As I’ve been skimming the DC Code, I’ve started keeping track of provisions that call for “a fine of no more than $387 or imprisonment for not longer than 14 days, or both.” Numbers obviously changed to protect the innocent. Mostly I want to explore the inconsistencies, see what is simply out of date and what reflects priorities, whether good or bad.
Then there’s the occasional head shake, such as DC Code 5-121.03 which calls for a fine of no more than $500 or imprisonment for not longer than “11 months and 29 days.”
But what I want to call to your attention today is an inconsistency that I can’t make heads or tails of. It is DC Code § 7-704.01, which discusses issues related to the long-term care ombudsman. There are three different violations discussed in this section of the Code. Two of them carry a fine of up to $1000 or imprisonment up to 180 days. The third carries a larger fine ($1500) and a much shorter maximum imprisonment (30 days).
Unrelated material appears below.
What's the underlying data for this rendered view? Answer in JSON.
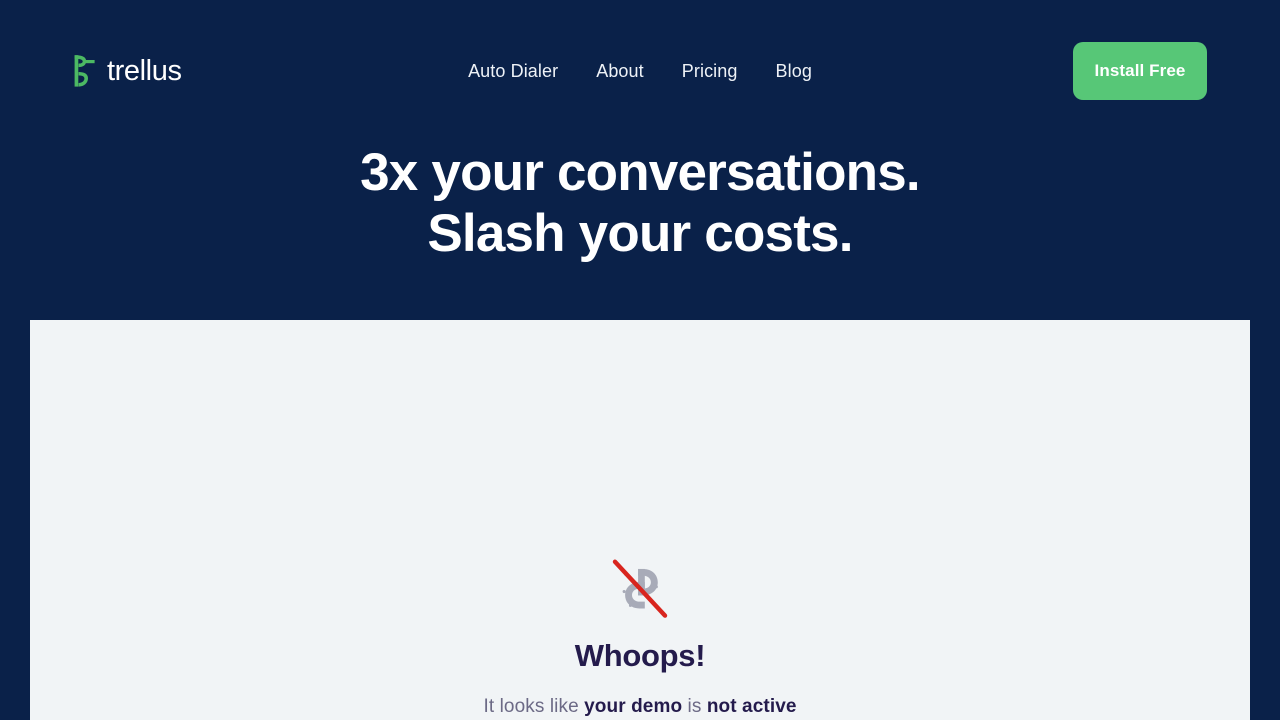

I can see how things like that happen when they are in completely separate laws. And in this case, the two $1000/180 day violations were added 22 years after the law was originally passed, so one could claim that they didn’t have the third violation and its penalties in front of them while they were drafting. Not likely. I’ve drafted legislation. You really can’t draft amendments without having in front of you what’s currently in effect. So why not make the the fines/imprisonment consistent? Not necessarily the same, but proportional. Roughly proportional.
(I have two. The first is carelessness. The second is that it has something to do with criminal laws in DC have a different Congressional review period and possibly other differences in procedure, so amending the original violation was too difficult.)